-- Dataset extract follows --
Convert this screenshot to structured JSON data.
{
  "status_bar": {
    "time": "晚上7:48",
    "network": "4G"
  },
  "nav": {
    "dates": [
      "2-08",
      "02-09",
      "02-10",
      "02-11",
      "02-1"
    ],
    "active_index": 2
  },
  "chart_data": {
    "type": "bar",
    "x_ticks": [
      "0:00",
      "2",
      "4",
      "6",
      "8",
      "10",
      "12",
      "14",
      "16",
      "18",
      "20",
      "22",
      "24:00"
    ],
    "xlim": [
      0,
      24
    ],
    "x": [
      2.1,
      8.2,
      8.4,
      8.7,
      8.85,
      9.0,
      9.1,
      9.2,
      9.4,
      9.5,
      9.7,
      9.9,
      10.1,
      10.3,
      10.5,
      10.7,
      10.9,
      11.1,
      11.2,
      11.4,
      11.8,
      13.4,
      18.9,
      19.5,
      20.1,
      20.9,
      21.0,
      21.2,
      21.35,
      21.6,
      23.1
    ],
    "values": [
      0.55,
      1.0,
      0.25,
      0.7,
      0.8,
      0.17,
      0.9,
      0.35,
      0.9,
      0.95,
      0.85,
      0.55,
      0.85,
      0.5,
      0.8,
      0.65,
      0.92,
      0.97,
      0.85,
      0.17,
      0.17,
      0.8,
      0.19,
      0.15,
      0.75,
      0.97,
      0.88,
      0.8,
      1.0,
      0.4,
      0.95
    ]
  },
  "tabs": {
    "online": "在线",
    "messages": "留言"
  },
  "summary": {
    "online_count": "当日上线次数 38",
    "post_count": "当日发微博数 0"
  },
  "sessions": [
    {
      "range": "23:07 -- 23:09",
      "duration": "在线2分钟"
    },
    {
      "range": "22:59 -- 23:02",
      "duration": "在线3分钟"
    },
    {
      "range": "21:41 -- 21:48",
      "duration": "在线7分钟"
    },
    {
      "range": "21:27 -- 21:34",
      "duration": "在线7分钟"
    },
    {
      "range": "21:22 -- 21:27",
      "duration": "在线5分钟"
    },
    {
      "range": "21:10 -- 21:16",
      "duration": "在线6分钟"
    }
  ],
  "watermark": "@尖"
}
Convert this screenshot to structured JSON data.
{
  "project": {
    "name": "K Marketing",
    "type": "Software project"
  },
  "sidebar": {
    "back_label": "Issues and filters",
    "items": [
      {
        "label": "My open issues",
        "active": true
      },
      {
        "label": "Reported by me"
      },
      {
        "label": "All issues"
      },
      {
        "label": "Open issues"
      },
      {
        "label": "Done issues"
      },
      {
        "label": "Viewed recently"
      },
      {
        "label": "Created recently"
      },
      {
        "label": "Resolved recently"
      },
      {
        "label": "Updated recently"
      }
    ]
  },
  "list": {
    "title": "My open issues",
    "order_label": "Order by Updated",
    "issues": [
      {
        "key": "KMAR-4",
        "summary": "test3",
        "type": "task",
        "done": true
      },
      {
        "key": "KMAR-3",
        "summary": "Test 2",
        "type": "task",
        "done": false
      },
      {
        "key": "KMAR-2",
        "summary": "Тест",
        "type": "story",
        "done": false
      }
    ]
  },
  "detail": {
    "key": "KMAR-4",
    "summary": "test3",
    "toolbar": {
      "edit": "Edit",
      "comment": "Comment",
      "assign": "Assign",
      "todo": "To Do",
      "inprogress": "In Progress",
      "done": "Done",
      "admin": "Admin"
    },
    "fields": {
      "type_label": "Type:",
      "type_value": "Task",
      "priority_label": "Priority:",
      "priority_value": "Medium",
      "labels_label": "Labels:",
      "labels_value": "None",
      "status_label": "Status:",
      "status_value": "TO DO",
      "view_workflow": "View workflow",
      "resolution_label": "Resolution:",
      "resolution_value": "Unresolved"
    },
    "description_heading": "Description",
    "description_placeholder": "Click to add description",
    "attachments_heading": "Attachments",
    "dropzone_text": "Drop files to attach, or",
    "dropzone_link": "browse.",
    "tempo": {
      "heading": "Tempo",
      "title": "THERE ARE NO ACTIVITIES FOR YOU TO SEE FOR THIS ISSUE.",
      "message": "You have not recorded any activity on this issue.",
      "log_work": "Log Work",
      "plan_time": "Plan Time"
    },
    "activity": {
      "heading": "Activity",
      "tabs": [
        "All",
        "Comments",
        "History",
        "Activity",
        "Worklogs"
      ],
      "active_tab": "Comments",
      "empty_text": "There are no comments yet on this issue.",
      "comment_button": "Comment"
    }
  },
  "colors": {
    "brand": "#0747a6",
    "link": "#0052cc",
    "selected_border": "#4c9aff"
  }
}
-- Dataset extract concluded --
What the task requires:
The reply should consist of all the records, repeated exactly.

Exercise response:
Convert this screenshot to structured JSON data.
{
  "status_bar": {
    "time": "晚上7:48",
    "network": "4G"
  },
  "nav": {
    "dates": [
      "2-08",
      "02-09",
      "02-10",
      "02-11",
      "02-1"
    ],
    "active_index": 2
  },
  "chart_data": {
    "type": "bar",
    "x_ticks": [
      "0:00",
      "2",
      "4",
      "6",
      "8",
      "10",
      "12",
      "14",
      "16",
      "18",
      "20",
      "22",
      "24:00"
    ],
    "xlim": [
      0,
      24
    ],
    "x": [
      2.1,
      8.2,
      8.4,
      8.7,
      8.85,
      9.0,
      9.1,
      9.2,
      9.4,
      9.5,
      9.7,
      9.9,
      10.1,
      10.3,
      10.5,
      10.7,
      10.9,
      11.1,
      11.2,
      11.4,
      11.8,
      13.4,
      18.9,
      19.5,
      20.1,
      20.9,
      21.0,
      21.2,
      21.35,
      21.6,
      23.1
    ],
    "values": [
      0.55,
      1.0,
      0.25,
      0.7,
      0.8,
      0.17,
      0.9,
      0.35,
      0.9,
      0.95,
      0.85,
      0.55,
      0.85,
      0.5,
      0.8,
      0.65,
      0.92,
      0.97,
      0.85,
      0.17,
      0.17,
      0.8,
      0.19,
      0.15,
      0.75,
      0.97,
      0.88,
      0.8,
      1.0,
      0.4,
      0.95
    ]
  },
  "tabs": {
    "online": "在线",
    "messages": "留言"
  },
  "summary": {
    "online_count": "当日上线次数 38",
    "post_count": "当日发微博数 0"
  },
  "sessions": [
    {
      "range": "23:07 -- 23:09",
      "duration": "在线2分钟"
    },
    {
      "range": "22:59 -- 23:02",
      "duration": "在线3分钟"
    },
    {
      "range": "21:41 -- 21:48",
      "duration": "在线7分钟"
    },
    {
      "range": "21:27 -- 21:34",
      "duration": "在线7分钟"
    },
    {
      "range": "21:22 -- 21:27",
      "duration": "在线5分钟"
    },
    {
      "range": "21:10 -- 21:16",
      "duration": "在线6分钟"
    }
  ],
  "watermark": "@尖"
}
Convert this screenshot to structured JSON data.
{
  "project": {
    "name": "K Marketing",
    "type": "Software project"
  },
  "sidebar": {
    "back_label": "Issues and filters",
    "items": [
      {
        "label": "My open issues",
        "active": true
      },
      {
        "label": "Reported by me"
      },
      {
        "label": "All issues"
      },
      {
        "label": "Open issues"
      },
      {
        "label": "Done issues"
      },
      {
        "label": "Viewed recently"
      },
      {
        "label": "Created recently"
      },
      {
        "label": "Resolved recently"
      },
      {
        "label": "Updated recently"
      }
    ]
  },
  "list": {
    "title": "My open issues",
    "order_label": "Order by Updated",
    "issues": [
      {
        "key": "KMAR-4",
        "summary": "test3",
        "type": "task",
        "done": true
      },
      {
        "key": "KMAR-3",
        "summary": "Test 2",
        "type": "task",
        "done": false
      },
      {
        "key": "KMAR-2",
        "summary": "Тест",
        "type": "story",
        "done": false
      }
    ]
  },
  "detail": {
    "key": "KMAR-4",
    "summary": "test3",
    "toolbar": {
      "edit": "Edit",
      "comment": "Comment",
      "assign": "Assign",
      "todo": "To Do",
      "inprogress": "In Progress",
      "done": "Done",
      "admin": "Admin"
    },
    "fields": {
      "type_label": "Type:",
      "type_value": "Task",
      "priority_label": "Priority:",
      "priority_value": "Medium",
      "labels_label": "Labels:",
      "labels_value": "None",
      "status_label": "Status:",
      "status_value": "TO DO",
      "view_workflow": "View workflow",
      "resolution_label": "Resolution:",
      "resolution_value": "Unresolved"
    },
    "description_heading": "Description",
    "description_placeholder": "Click to add description",
    "attachments_heading": "Attachments",
    "dropzone_text": "Drop files to attach, or",
    "dropzone_link": "browse.",
    "tempo": {
      "heading": "Tempo",
      "title": "THERE ARE NO ACTIVITIES FOR YOU TO SEE FOR THIS ISSUE.",
      "message": "You have not recorded any activity on this issue.",
      "log_work": "Log Work",
      "plan_time": "Plan Time"
    },
    "activity": {
      "heading": "Activity",
      "tabs": [
        "All",
        "Comments",
        "History",
        "Activity",
        "Worklogs"
      ],
      "active_tab": "Comments",
      "empty_text": "There are no comments yet on this issue.",
      "comment_button": "Comment"
    }
  },
  "colors": {
    "brand": "#0747a6",
    "link": "#0052cc",
    "selected_border": "#4c9aff"
  }
}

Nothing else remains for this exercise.